▶ [Brief]
Quote all entries in full, exactly.
◆ ◆ ◆ ◆ ◆ ◆ ◆
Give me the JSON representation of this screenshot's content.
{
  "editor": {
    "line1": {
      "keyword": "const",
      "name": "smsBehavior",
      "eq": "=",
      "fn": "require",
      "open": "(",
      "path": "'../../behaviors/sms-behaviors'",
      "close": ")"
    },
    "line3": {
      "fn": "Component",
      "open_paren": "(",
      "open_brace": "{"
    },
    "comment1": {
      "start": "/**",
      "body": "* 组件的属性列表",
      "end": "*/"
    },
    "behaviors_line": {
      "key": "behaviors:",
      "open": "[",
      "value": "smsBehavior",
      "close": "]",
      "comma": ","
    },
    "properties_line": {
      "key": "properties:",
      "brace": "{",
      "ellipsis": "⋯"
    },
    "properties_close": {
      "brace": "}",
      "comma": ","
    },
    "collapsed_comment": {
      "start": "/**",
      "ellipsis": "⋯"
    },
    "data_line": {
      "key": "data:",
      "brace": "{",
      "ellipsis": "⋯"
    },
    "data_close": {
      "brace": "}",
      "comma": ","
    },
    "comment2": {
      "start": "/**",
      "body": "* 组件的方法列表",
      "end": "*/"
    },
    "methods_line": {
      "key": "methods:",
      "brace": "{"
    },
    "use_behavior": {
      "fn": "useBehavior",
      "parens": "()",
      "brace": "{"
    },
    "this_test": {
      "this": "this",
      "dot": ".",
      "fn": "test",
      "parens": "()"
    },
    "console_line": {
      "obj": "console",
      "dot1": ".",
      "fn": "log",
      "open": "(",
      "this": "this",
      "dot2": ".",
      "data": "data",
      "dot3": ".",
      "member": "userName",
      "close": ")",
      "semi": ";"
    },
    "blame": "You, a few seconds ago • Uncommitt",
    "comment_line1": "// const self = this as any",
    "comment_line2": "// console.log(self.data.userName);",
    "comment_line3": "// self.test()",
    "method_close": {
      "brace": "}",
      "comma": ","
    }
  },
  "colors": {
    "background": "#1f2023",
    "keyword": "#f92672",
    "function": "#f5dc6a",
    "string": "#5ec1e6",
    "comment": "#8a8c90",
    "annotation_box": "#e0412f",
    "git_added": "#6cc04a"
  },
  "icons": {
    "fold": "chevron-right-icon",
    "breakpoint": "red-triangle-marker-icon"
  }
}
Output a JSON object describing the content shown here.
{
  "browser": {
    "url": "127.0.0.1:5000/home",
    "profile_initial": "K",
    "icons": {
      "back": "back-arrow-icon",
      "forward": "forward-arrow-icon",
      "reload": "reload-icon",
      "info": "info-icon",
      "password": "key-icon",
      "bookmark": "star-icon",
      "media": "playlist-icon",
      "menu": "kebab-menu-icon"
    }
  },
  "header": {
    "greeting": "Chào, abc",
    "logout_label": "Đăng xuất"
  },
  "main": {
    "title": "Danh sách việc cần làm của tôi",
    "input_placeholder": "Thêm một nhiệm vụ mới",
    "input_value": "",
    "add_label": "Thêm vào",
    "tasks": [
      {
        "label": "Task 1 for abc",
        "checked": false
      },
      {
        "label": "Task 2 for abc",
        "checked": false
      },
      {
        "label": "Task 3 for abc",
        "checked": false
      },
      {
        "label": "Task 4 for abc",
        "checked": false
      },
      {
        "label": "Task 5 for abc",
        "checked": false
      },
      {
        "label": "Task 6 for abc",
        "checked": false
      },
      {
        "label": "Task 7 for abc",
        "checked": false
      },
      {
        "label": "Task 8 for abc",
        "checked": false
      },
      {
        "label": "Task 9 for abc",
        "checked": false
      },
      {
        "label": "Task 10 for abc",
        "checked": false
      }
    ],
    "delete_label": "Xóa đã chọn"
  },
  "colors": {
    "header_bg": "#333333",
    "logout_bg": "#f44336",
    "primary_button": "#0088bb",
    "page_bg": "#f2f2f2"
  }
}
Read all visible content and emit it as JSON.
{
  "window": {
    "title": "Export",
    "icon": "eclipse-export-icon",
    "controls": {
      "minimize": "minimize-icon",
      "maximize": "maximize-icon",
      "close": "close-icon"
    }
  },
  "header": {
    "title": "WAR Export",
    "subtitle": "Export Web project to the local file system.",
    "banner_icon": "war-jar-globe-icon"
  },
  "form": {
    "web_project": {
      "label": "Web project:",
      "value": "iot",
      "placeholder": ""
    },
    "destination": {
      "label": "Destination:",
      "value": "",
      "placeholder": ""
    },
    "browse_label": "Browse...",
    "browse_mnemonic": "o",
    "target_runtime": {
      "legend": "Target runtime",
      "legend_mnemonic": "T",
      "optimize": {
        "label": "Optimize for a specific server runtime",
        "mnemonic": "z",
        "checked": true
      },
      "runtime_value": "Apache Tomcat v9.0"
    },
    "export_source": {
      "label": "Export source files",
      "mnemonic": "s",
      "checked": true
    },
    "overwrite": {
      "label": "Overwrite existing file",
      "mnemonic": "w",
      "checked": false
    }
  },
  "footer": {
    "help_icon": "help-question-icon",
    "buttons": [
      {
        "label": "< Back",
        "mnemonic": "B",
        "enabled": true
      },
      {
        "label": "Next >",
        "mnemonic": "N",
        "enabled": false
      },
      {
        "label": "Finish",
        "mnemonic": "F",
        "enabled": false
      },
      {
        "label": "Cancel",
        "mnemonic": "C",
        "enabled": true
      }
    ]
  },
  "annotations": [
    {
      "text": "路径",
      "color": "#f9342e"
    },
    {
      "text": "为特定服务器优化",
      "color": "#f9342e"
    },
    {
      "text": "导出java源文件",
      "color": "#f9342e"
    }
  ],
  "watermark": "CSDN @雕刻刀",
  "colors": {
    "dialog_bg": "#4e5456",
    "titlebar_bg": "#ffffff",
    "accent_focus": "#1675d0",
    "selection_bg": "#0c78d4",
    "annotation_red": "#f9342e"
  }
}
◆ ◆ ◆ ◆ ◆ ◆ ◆
▶ [Solution for this problem]
Give me the JSON representation of this screenshot's content.
{
  "editor": {
    "line1": {
      "keyword": "const",
      "name": "smsBehavior",
      "eq": "=",
      "fn": "require",
      "open": "(",
      "path": "'../../behaviors/sms-behaviors'",
      "close": ")"
    },
    "line3": {
      "fn": "Component",
      "open_paren": "(",
      "open_brace": "{"
    },
    "comment1": {
      "start": "/**",
      "body": "* 组件的属性列表",
      "end": "*/"
    },
    "behaviors_line": {
      "key": "behaviors:",
      "open": "[",
      "value": "smsBehavior",
      "close": "]",
      "comma": ","
    },
    "properties_line": {
      "key": "properties:",
      "brace": "{",
      "ellipsis": "⋯"
    },
    "properties_close": {
      "brace": "}",
      "comma": ","
    },
    "collapsed_comment": {
      "start": "/**",
      "ellipsis": "⋯"
    },
    "data_line": {
      "key": "data:",
      "brace": "{",
      "ellipsis": "⋯"
    },
    "data_close": {
      "brace": "}",
      "comma": ","
    },
    "comment2": {
      "start": "/**",
      "body": "* 组件的方法列表",
      "end": "*/"
    },
    "methods_line": {
      "key": "methods:",
      "brace": "{"
    },
    "use_behavior": {
      "fn": "useBehavior",
      "parens": "()",
      "brace": "{"
    },
    "this_test": {
      "this": "this",
      "dot": ".",
      "fn": "test",
      "parens": "()"
    },
    "console_line": {
      "obj": "console",
      "dot1": ".",
      "fn": "log",
      "open": "(",
      "this": "this",
      "dot2": ".",
      "data": "data",
      "dot3": ".",
      "member": "userName",
      "close": ")",
      "semi": ";"
    },
    "blame": "You, a few seconds ago • Uncommitt",
    "comment_line1": "// const self = this as any",
    "comment_line2": "// console.log(self.data.userName);",
    "comment_line3": "// self.test()",
    "method_close": {
      "brace": "}",
      "comma": ","
    }
  },
  "colors": {
    "background": "#1f2023",
    "keyword": "#f92672",
    "function": "#f5dc6a",
    "string": "#5ec1e6",
    "comment": "#8a8c90",
    "annotation_box": "#e0412f",
    "git_added": "#6cc04a"
  },
  "icons": {
    "fold": "chevron-right-icon",
    "breakpoint": "red-triangle-marker-icon"
  }
}
Output a JSON object describing the content shown here.
{
  "browser": {
    "url": "127.0.0.1:5000/home",
    "profile_initial": "K",
    "icons": {
      "back": "back-arrow-icon",
      "forward": "forward-arrow-icon",
      "reload": "reload-icon",
      "info": "info-icon",
      "password": "key-icon",
      "bookmark": "star-icon",
      "media": "playlist-icon",
      "menu": "kebab-menu-icon"
    }
  },
  "header": {
    "greeting": "Chào, abc",
    "logout_label": "Đăng xuất"
  },
  "main": {
    "title": "Danh sách việc cần làm của tôi",
    "input_placeholder": "Thêm một nhiệm vụ mới",
    "input_value": "",
    "add_label": "Thêm vào",
    "tasks": [
      {
        "label": "Task 1 for abc",
        "checked": false
      },
      {
        "label": "Task 2 for abc",
        "checked": false
      },
      {
        "label": "Task 3 for abc",
        "checked": false
      },
      {
        "label": "Task 4 for abc",
        "checked": false
      },
      {
        "label": "Task 5 for abc",
        "checked": false
      },
      {
        "label": "Task 6 for abc",
        "checked": false
      },
      {
        "label": "Task 7 for abc",
        "checked": false
      },
      {
        "label": "Task 8 for abc",
        "checked": false
      },
      {
        "label": "Task 9 for abc",
        "checked": false
      },
      {
        "label": "Task 10 for abc",
        "checked": false
      }
    ],
    "delete_label": "Xóa đã chọn"
  },
  "colors": {
    "header_bg": "#333333",
    "logout_bg": "#f44336",
    "primary_button": "#0088bb",
    "page_bg": "#f2f2f2"
  }
}
Read all visible content and emit it as JSON.
{
  "window": {
    "title": "Export",
    "icon": "eclipse-export-icon",
    "controls": {
      "minimize": "minimize-icon",
      "maximize": "maximize-icon",
      "close": "close-icon"
    }
  },
  "header": {
    "title": "WAR Export",
    "subtitle": "Export Web project to the local file system.",
    "banner_icon": "war-jar-globe-icon"
  },
  "form": {
    "web_project": {
      "label": "Web project:",
      "value": "iot",
      "placeholder": ""
    },
    "destination": {
      "label": "Destination:",
      "value": "",
      "placeholder": ""
    },
    "browse_label": "Browse...",
    "browse_mnemonic": "o",
    "target_runtime": {
      "legend": "Target runtime",
      "legend_mnemonic": "T",
      "optimize": {
        "label": "Optimize for a specific server runtime",
        "mnemonic": "z",
        "checked": true
      },
      "runtime_value": "Apache Tomcat v9.0"
    },
    "export_source": {
      "label": "Export source files",
      "mnemonic": "s",
      "checked": true
    },
    "overwrite": {
      "label": "Overwrite existing file",
      "mnemonic": "w",
      "checked": false
    }
  },
  "footer": {
    "help_icon": "help-question-icon",
    "buttons": [
      {
        "label": "< Back",
        "mnemonic": "B",
        "enabled": true
      },
      {
        "label": "Next >",
        "mnemonic": "N",
        "enabled": false
      },
      {
        "label": "Finish",
        "mnemonic": "F",
        "enabled": false
      },
      {
        "label": "Cancel",
        "mnemonic": "C",
        "enabled": true
      }
    ]
  },
  "annotations": [
    {
      "text": "路径",
      "color": "#f9342e"
    },
    {
      "text": "为特定服务器优化",
      "color": "#f9342e"
    },
    {
      "text": "导出java源文件",
      "color": "#f9342e"
    }
  ],
  "watermark": "CSDN @雕刻刀",
  "colors": {
    "dialog_bg": "#4e5456",
    "titlebar_bg": "#ffffff",
    "accent_focus": "#1675d0",
    "selection_bg": "#0c78d4",
    "annotation_red": "#f9342e"
  }
}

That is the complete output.